DATA TO USE →
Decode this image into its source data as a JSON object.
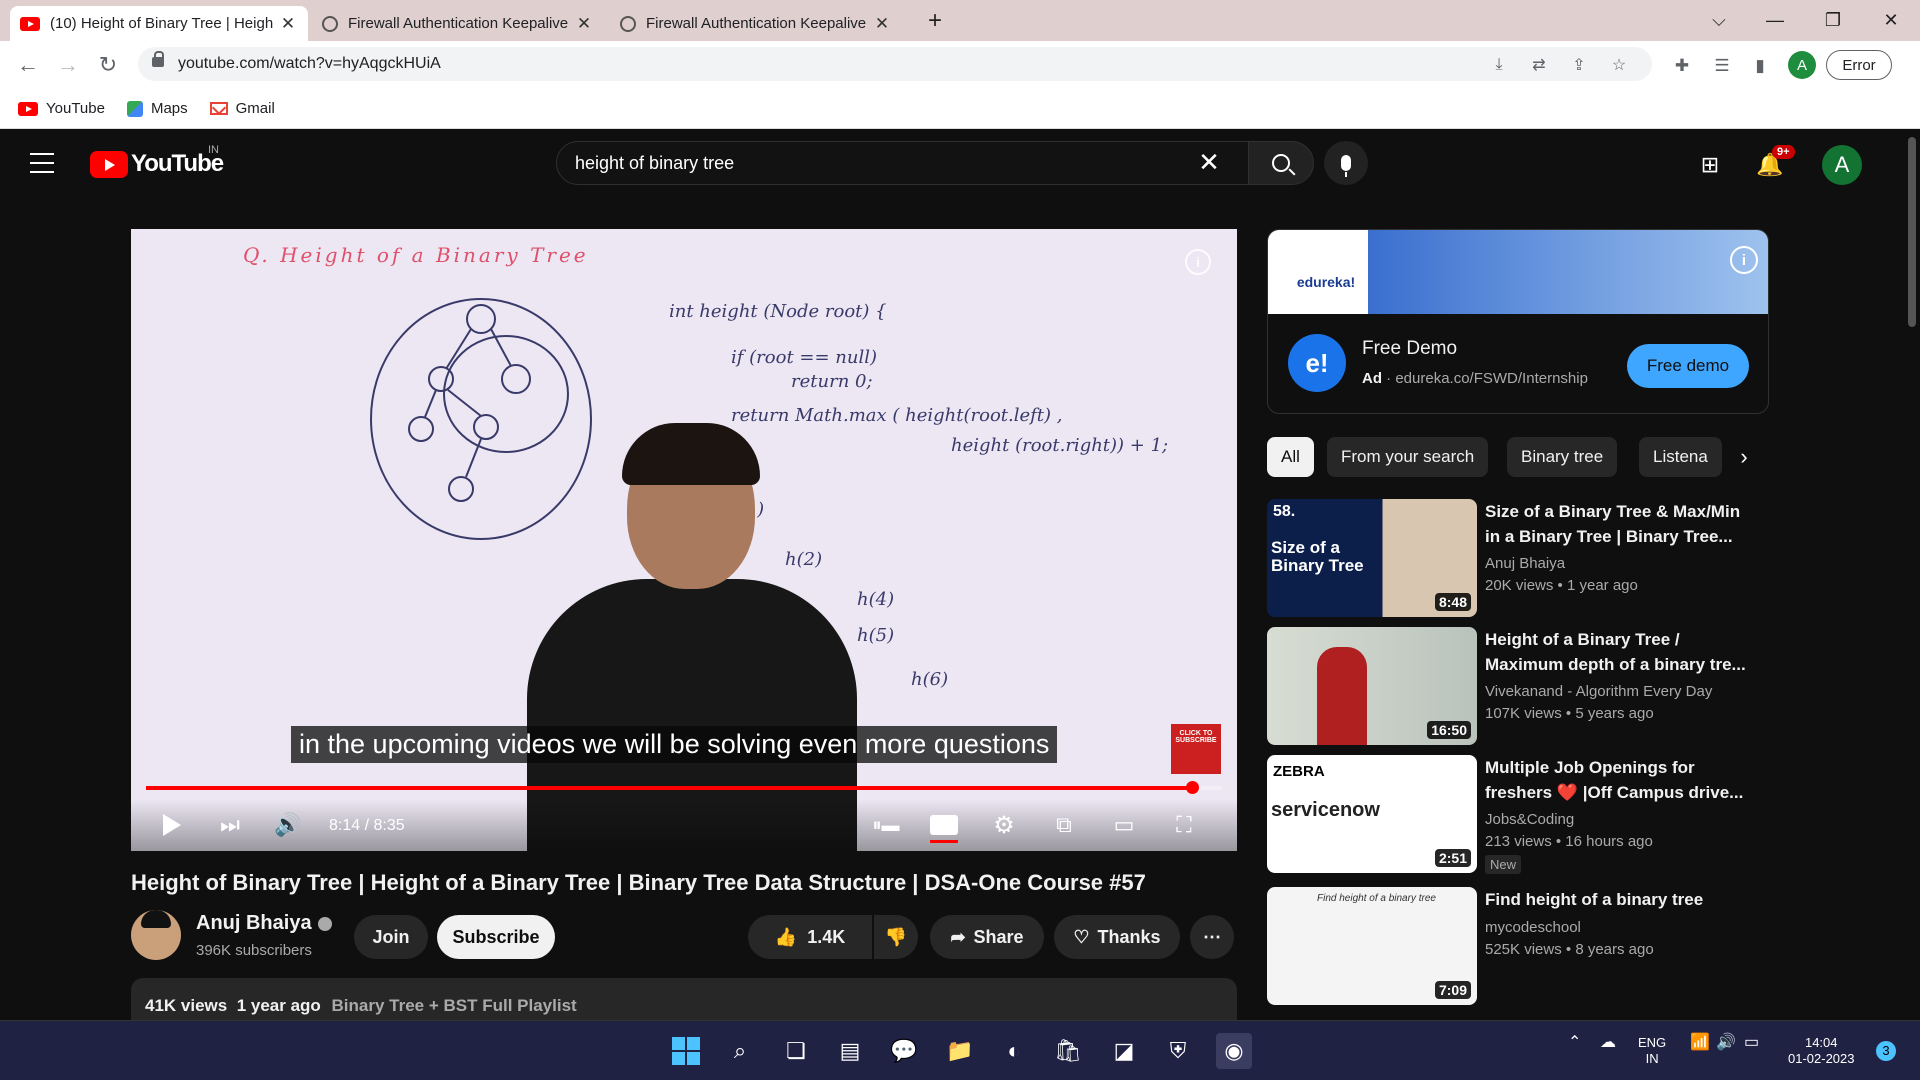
{
  "browser": {
    "tabs": [
      {
        "title": "(10) Height of Binary Tree | Heigh",
        "active": true
      },
      {
        "title": "Firewall Authentication Keepalive",
        "active": false
      },
      {
        "title": "Firewall Authentication Keepalive",
        "active": false
      }
    ],
    "new_tab": "+",
    "url": "youtube.com/watch?v=hyAqgckHUiA",
    "profile_initial": "A",
    "error_label": "Error",
    "bookmarks": [
      {
        "label": "YouTube",
        "icon": "youtube-icon"
      },
      {
        "label": "Maps",
        "icon": "maps-icon"
      },
      {
        "label": "Gmail",
        "icon": "gmail-icon"
      }
    ]
  },
  "header": {
    "logo_text": "YouTube",
    "country": "IN",
    "search_value": "height of binary tree",
    "notifications": "9+",
    "avatar_initial": "A"
  },
  "player": {
    "whiteboard_title": "Q. Height of a Binary Tree",
    "whiteboard_code": [
      "int height (Node root) {",
      "if (root == null)",
      "return 0;",
      "return Math.max ( height(root.left) ,",
      "height (root.right)) + 1;"
    ],
    "whiteboard_calls": [
      "h(1)",
      "h(2)",
      "h(4)",
      "h(5)",
      "h(6)"
    ],
    "caption": "in the upcoming videos we will be solving even more questions",
    "subscribe_overlay": "CLICK TO SUBSCRIBE",
    "current_time": "8:14",
    "duration": "8:35",
    "progress": 0.9725
  },
  "video": {
    "title": "Height of Binary Tree | Height of a Binary Tree | Binary Tree Data Structure | DSA-One Course #57",
    "channel": "Anuj Bhaiya",
    "subscribers": "396K subscribers",
    "join_label": "Join",
    "subscribe_label": "Subscribe",
    "likes": "1.4K",
    "share_label": "Share",
    "thanks_label": "Thanks",
    "views": "41K views",
    "age": "1 year ago",
    "playlist": "Binary Tree + BST Full Playlist"
  },
  "ad": {
    "brand": "edureka!",
    "title": "Free Demo",
    "ad_label": "Ad",
    "url": "edureka.co/FSWD/Internship",
    "cta": "Free demo",
    "icon_text": "e!"
  },
  "chips": [
    "All",
    "From your search",
    "Binary tree",
    "Listena"
  ],
  "recommendations": [
    {
      "title": "Size of a Binary Tree & Max/Min in a Binary Tree | Binary Tree...",
      "channel": "Anuj Bhaiya",
      "views": "20K views",
      "age": "1 year ago",
      "duration": "8:48",
      "thumb_text": "Size of a Binary Tree",
      "badge": "58.",
      "new": ""
    },
    {
      "title": "Height of a Binary Tree / Maximum depth of a binary tre...",
      "channel": "Vivekanand - Algorithm Every Day",
      "views": "107K views",
      "age": "5 years ago",
      "duration": "16:50",
      "thumb_text": "",
      "badge": "",
      "new": ""
    },
    {
      "title": "Multiple Job Openings for freshers ❤️ |Off Campus drive...",
      "channel": "Jobs&Coding",
      "views": "213 views",
      "age": "16 hours ago",
      "duration": "2:51",
      "thumb_text": "servicenow",
      "badge": "ZEBRA",
      "new": "New"
    },
    {
      "title": "Find height of a binary tree",
      "channel": "mycodeschool",
      "views": "525K views",
      "age": "8 years ago",
      "duration": "7:09",
      "thumb_text": "Find height of a binary tree",
      "badge": "",
      "new": ""
    }
  ],
  "taskbar": {
    "lang_1": "ENG",
    "lang_2": "IN",
    "time": "14:04",
    "date": "01-02-2023",
    "notif_count": "3"
  },
  "colors": {
    "accent_red": "#ff0000",
    "link_blue": "#3ea6ff",
    "bg": "#0f0f0f"
  }
}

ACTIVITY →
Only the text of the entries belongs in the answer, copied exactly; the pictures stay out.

SOLUTION TO THE PROBLEM →
Decode this image into its source data as a JSON object.
{
  "browser": {
    "tabs": [
      {
        "title": "(10) Height of Binary Tree | Heigh",
        "active": true
      },
      {
        "title": "Firewall Authentication Keepalive",
        "active": false
      },
      {
        "title": "Firewall Authentication Keepalive",
        "active": false
      }
    ],
    "new_tab": "+",
    "url": "youtube.com/watch?v=hyAqgckHUiA",
    "profile_initial": "A",
    "error_label": "Error",
    "bookmarks": [
      {
        "label": "YouTube",
        "icon": "youtube-icon"
      },
      {
        "label": "Maps",
        "icon": "maps-icon"
      },
      {
        "label": "Gmail",
        "icon": "gmail-icon"
      }
    ]
  },
  "header": {
    "logo_text": "YouTube",
    "country": "IN",
    "search_value": "height of binary tree",
    "notifications": "9+",
    "avatar_initial": "A"
  },
  "player": {
    "whiteboard_title": "Q. Height of a Binary Tree",
    "whiteboard_code": [
      "int height (Node root) {",
      "if (root == null)",
      "return 0;",
      "return Math.max ( height(root.left) ,",
      "height (root.right)) + 1;"
    ],
    "whiteboard_calls": [
      "h(1)",
      "h(2)",
      "h(4)",
      "h(5)",
      "h(6)"
    ],
    "caption": "in the upcoming videos we will be solving even more questions",
    "subscribe_overlay": "CLICK TO SUBSCRIBE",
    "current_time": "8:14",
    "duration": "8:35",
    "progress": 0.9725
  },
  "video": {
    "title": "Height of Binary Tree | Height of a Binary Tree | Binary Tree Data Structure | DSA-One Course #57",
    "channel": "Anuj Bhaiya",
    "subscribers": "396K subscribers",
    "join_label": "Join",
    "subscribe_label": "Subscribe",
    "likes": "1.4K",
    "share_label": "Share",
    "thanks_label": "Thanks",
    "views": "41K views",
    "age": "1 year ago",
    "playlist": "Binary Tree + BST Full Playlist"
  },
  "ad": {
    "brand": "edureka!",
    "title": "Free Demo",
    "ad_label": "Ad",
    "url": "edureka.co/FSWD/Internship",
    "cta": "Free demo",
    "icon_text": "e!"
  },
  "chips": [
    "All",
    "From your search",
    "Binary tree",
    "Listena"
  ],
  "recommendations": [
    {
      "title": "Size of a Binary Tree & Max/Min in a Binary Tree | Binary Tree...",
      "channel": "Anuj Bhaiya",
      "views": "20K views",
      "age": "1 year ago",
      "duration": "8:48",
      "thumb_text": "Size of a Binary Tree",
      "badge": "58.",
      "new": ""
    },
    {
      "title": "Height of a Binary Tree / Maximum depth of a binary tre...",
      "channel": "Vivekanand - Algorithm Every Day",
      "views": "107K views",
      "age": "5 years ago",
      "duration": "16:50",
      "thumb_text": "",
      "badge": "",
      "new": ""
    },
    {
      "title": "Multiple Job Openings for freshers ❤️ |Off Campus drive...",
      "channel": "Jobs&Coding",
      "views": "213 views",
      "age": "16 hours ago",
      "duration": "2:51",
      "thumb_text": "servicenow",
      "badge": "ZEBRA",
      "new": "New"
    },
    {
      "title": "Find height of a binary tree",
      "channel": "mycodeschool",
      "views": "525K views",
      "age": "8 years ago",
      "duration": "7:09",
      "thumb_text": "Find height of a binary tree",
      "badge": "",
      "new": ""
    }
  ],
  "taskbar": {
    "lang_1": "ENG",
    "lang_2": "IN",
    "time": "14:04",
    "date": "01-02-2023",
    "notif_count": "3"
  },
  "colors": {
    "accent_red": "#ff0000",
    "link_blue": "#3ea6ff",
    "bg": "#0f0f0f"
  }
}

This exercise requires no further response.